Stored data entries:
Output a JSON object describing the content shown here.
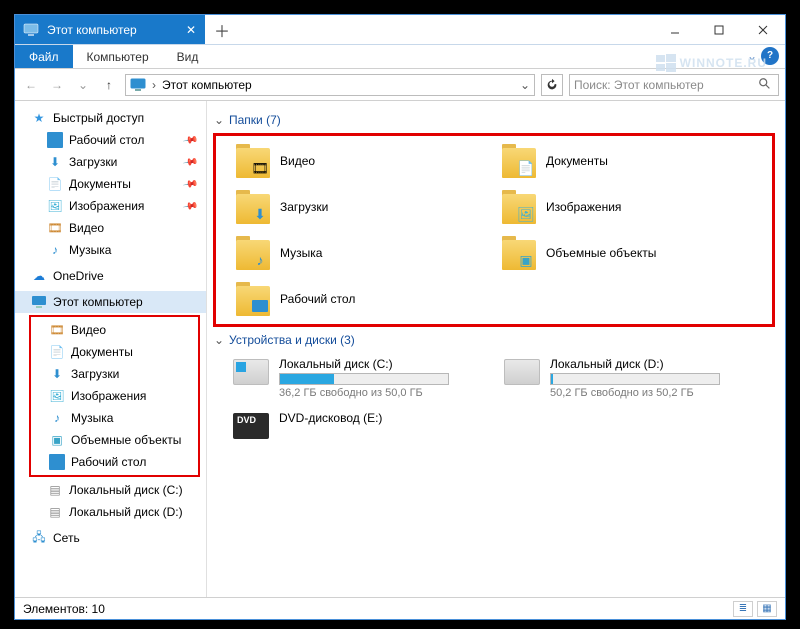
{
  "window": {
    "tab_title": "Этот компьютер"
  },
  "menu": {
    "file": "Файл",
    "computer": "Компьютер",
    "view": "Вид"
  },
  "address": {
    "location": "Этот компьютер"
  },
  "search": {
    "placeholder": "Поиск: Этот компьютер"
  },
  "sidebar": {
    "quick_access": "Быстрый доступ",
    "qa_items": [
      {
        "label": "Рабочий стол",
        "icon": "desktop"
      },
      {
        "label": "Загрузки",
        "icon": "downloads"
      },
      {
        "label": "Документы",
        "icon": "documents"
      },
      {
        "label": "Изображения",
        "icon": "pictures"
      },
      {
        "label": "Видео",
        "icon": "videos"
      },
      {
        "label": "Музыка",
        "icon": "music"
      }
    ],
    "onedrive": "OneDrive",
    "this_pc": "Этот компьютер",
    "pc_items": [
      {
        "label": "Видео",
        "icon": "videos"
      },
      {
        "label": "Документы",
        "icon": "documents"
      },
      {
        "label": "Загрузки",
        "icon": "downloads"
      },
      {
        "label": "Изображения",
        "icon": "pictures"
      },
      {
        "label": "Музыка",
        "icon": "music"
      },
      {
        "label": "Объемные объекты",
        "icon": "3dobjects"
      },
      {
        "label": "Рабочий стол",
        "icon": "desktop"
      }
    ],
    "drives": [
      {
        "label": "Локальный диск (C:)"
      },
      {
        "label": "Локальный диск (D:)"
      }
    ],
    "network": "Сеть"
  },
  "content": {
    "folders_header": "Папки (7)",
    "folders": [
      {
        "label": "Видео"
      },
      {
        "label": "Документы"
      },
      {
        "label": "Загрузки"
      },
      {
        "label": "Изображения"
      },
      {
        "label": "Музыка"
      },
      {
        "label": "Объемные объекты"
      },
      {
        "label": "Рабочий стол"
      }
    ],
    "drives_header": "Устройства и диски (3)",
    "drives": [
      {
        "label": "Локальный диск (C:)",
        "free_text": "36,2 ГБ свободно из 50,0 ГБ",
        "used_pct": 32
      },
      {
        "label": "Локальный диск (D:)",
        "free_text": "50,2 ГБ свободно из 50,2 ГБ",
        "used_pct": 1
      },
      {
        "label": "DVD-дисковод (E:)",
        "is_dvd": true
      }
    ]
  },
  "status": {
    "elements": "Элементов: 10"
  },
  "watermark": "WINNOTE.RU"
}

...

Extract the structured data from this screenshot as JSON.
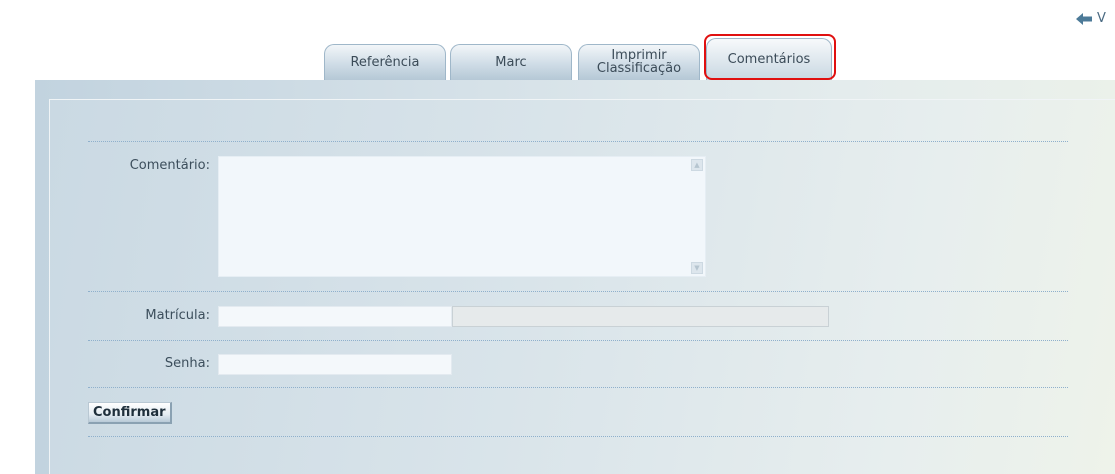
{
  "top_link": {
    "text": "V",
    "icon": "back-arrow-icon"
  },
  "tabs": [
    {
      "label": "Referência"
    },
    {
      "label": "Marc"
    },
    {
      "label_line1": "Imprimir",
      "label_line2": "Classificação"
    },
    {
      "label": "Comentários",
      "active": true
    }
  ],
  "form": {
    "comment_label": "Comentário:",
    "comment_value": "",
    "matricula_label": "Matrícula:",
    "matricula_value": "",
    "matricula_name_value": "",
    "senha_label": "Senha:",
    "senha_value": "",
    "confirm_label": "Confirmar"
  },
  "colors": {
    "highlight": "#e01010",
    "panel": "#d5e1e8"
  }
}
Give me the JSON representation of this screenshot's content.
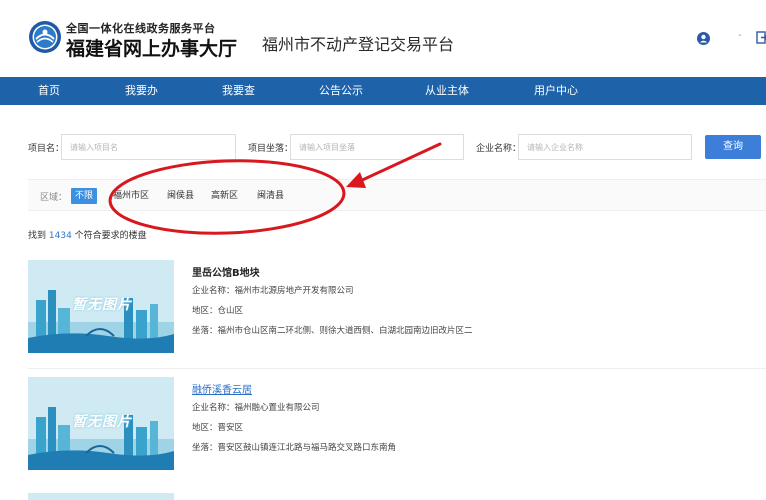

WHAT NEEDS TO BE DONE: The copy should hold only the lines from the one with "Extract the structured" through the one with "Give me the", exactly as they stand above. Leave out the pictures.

SOLUTION TO THIS TASK:
Extract the structured data from this screenshot as JSON.
{
  "top_link": {
    "text": "V",
    "icon": "back-arrow-icon"
  },
  "tabs": [
    {
      "label": "Referência"
    },
    {
      "label": "Marc"
    },
    {
      "label_line1": "Imprimir",
      "label_line2": "Classificação"
    },
    {
      "label": "Comentários",
      "active": true
    }
  ],
  "form": {
    "comment_label": "Comentário:",
    "comment_value": "",
    "matricula_label": "Matrícula:",
    "matricula_value": "",
    "matricula_name_value": "",
    "senha_label": "Senha:",
    "senha_value": "",
    "confirm_label": "Confirmar"
  },
  "colors": {
    "highlight": "#e01010",
    "panel": "#d5e1e8"
  }
}
Give me the JSON representation of this screenshot's content.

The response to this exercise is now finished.